### What the task asks
The records below are split into lines. How many of those lines contain the string "axis"? Reply with the number only.
*** Opening Data to process ***
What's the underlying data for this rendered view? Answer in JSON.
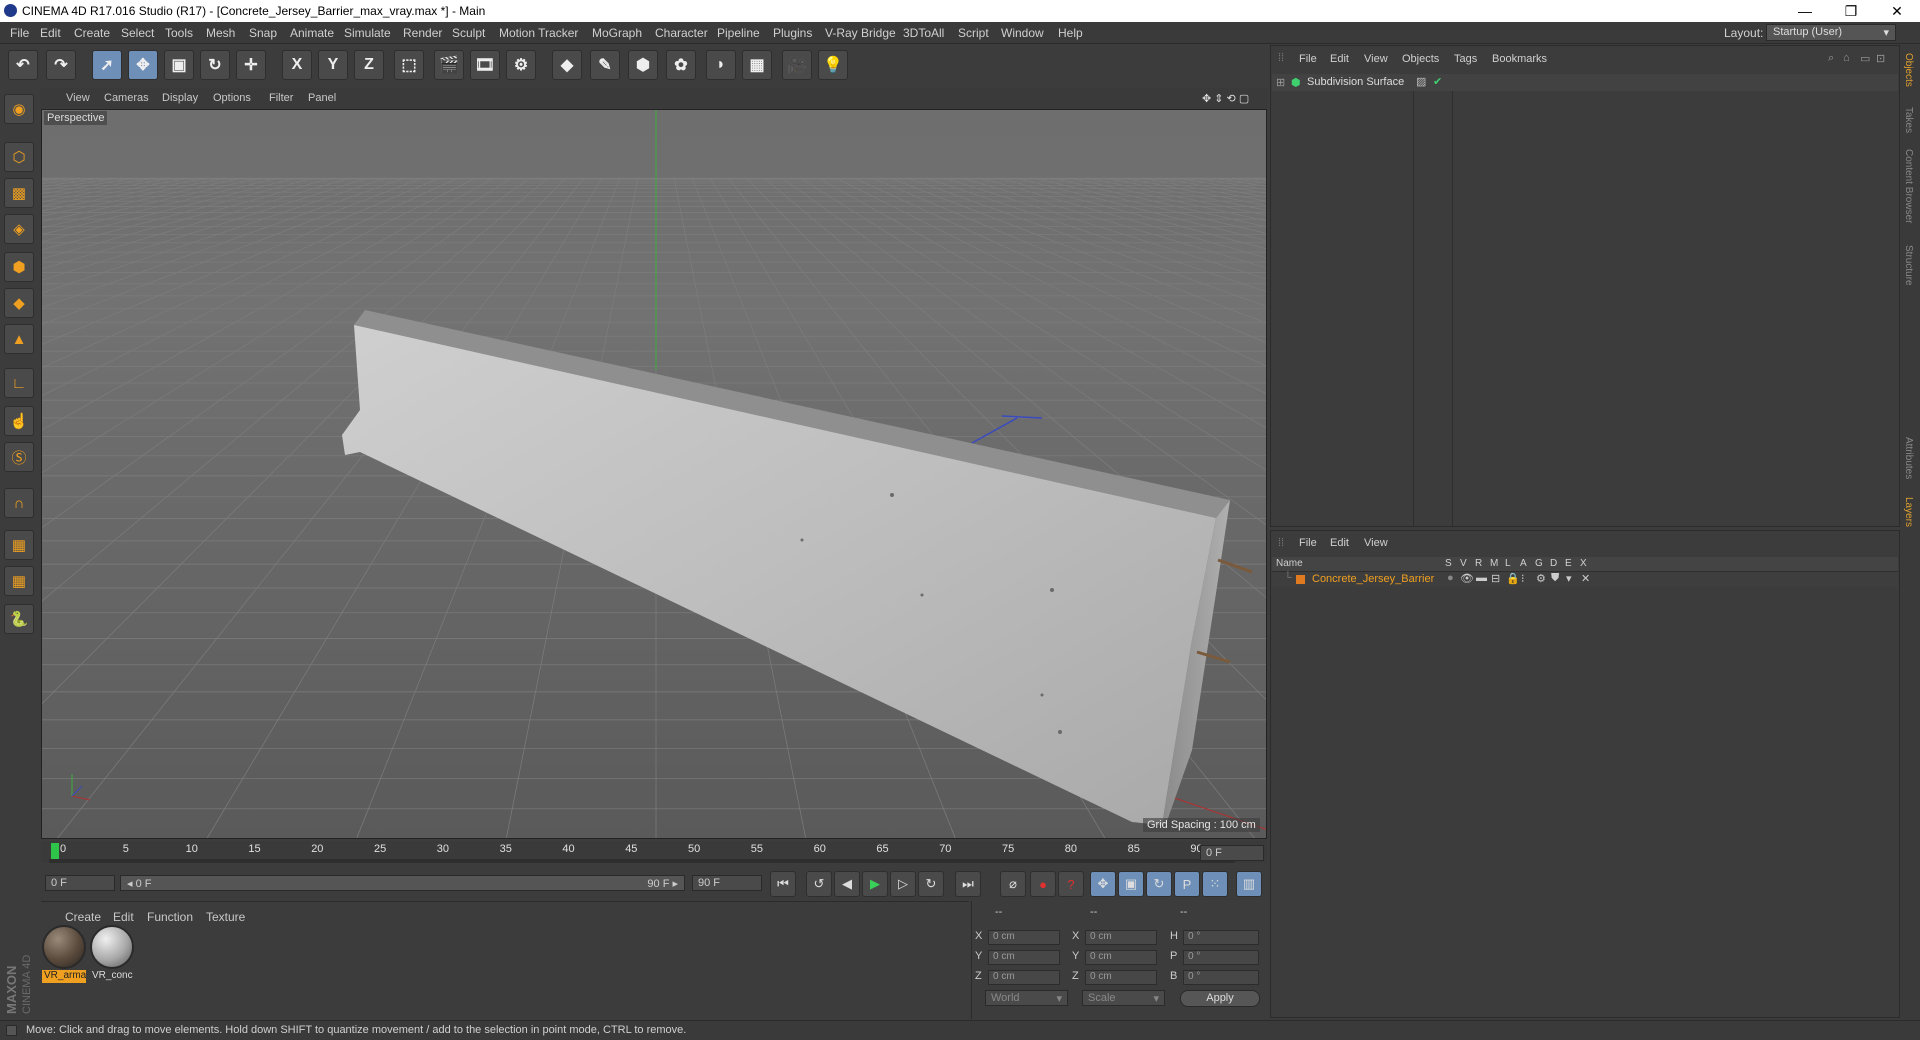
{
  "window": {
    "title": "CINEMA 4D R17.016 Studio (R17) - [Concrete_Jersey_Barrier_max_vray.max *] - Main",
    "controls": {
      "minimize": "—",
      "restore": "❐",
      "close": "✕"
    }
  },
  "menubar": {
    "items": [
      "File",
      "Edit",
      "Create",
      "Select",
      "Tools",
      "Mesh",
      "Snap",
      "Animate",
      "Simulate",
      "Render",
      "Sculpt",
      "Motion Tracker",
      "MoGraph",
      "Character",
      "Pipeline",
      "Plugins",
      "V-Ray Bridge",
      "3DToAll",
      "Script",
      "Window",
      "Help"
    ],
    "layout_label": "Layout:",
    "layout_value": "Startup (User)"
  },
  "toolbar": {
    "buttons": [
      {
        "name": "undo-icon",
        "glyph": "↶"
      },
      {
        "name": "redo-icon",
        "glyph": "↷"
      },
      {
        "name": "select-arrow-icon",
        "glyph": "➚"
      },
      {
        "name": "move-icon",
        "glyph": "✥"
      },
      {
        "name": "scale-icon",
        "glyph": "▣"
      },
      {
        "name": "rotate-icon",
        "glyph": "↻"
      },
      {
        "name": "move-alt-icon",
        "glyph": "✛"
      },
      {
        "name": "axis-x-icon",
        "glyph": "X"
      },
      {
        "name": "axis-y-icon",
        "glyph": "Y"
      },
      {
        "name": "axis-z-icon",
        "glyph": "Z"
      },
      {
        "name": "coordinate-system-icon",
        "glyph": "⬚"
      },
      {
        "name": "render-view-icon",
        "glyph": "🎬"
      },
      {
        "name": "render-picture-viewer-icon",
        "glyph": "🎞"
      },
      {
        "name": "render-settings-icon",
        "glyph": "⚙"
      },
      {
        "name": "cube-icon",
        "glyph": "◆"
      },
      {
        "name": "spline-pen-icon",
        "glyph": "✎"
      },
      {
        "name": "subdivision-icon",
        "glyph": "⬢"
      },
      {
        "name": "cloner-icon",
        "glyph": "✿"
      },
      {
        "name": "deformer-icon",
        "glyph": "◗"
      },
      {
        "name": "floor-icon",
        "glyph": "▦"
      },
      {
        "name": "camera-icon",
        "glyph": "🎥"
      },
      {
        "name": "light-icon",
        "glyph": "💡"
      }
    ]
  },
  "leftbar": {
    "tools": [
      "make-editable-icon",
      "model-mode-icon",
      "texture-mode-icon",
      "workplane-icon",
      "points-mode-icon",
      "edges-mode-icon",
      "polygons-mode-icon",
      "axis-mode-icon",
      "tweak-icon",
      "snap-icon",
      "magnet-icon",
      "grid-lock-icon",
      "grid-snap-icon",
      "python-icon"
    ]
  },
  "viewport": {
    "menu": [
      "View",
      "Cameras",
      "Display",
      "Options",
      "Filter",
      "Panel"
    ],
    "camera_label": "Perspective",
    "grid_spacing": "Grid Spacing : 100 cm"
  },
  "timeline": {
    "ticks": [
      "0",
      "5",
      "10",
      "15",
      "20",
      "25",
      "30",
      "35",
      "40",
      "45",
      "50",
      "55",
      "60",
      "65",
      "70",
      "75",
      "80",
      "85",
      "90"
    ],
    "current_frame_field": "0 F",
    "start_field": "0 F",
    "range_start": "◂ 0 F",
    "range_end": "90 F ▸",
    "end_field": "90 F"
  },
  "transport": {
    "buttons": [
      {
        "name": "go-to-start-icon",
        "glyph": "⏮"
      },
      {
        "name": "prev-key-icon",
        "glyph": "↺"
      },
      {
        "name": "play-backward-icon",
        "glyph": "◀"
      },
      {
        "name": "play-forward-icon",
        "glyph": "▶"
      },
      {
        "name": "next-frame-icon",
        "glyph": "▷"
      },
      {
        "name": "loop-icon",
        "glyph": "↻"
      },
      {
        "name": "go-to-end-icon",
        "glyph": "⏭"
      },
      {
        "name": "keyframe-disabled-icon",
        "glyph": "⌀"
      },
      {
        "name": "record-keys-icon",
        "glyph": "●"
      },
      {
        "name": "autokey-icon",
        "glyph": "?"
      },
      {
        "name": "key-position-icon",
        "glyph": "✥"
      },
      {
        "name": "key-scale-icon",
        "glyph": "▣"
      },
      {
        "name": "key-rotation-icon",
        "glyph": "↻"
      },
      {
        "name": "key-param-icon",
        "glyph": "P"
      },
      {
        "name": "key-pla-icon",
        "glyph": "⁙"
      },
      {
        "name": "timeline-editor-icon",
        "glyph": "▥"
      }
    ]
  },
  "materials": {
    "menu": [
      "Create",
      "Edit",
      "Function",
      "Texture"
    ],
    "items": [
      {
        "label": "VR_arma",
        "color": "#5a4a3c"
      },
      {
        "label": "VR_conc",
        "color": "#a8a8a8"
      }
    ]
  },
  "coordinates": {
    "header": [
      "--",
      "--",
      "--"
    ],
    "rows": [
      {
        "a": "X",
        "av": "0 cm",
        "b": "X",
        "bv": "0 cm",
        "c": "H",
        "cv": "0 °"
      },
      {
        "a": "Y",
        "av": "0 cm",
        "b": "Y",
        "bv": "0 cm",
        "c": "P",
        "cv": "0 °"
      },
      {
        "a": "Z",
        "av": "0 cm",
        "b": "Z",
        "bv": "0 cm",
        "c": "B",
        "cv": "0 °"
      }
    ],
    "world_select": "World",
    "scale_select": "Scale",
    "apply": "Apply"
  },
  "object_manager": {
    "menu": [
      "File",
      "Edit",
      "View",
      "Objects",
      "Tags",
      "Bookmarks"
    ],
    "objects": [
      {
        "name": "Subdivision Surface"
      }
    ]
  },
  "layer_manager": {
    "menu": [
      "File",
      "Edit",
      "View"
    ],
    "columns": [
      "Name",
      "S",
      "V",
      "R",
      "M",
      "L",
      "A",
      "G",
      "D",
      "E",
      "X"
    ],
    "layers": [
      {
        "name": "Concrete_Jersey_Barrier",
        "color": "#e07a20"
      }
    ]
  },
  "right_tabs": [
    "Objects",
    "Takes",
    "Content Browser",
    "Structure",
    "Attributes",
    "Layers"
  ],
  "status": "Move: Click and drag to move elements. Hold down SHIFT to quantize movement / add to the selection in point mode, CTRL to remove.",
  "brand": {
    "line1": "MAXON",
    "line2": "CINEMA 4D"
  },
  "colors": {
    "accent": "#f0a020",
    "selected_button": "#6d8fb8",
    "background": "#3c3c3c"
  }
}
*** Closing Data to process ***
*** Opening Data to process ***
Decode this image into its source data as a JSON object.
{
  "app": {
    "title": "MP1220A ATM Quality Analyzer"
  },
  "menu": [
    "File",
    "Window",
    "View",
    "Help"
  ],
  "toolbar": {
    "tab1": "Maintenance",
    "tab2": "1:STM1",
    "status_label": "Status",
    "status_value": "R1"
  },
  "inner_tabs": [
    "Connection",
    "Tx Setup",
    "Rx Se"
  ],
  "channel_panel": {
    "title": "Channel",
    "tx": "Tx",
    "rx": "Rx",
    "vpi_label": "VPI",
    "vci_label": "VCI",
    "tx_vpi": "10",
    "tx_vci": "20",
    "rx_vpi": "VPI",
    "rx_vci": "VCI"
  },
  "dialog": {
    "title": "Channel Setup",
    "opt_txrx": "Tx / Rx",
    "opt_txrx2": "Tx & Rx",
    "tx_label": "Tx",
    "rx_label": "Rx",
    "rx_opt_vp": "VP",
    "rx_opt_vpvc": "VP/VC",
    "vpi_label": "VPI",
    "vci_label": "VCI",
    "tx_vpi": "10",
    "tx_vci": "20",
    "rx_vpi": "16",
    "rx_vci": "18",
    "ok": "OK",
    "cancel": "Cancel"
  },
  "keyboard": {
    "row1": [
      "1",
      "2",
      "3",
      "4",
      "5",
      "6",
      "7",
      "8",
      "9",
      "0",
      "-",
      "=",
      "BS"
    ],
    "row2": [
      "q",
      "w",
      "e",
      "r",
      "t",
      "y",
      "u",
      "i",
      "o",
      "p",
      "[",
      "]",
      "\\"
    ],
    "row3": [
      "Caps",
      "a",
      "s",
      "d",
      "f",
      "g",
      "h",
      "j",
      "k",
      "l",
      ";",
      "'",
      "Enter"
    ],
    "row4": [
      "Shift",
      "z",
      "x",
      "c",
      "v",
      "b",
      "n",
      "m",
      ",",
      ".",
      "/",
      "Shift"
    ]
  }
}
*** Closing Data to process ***
### Task answer
4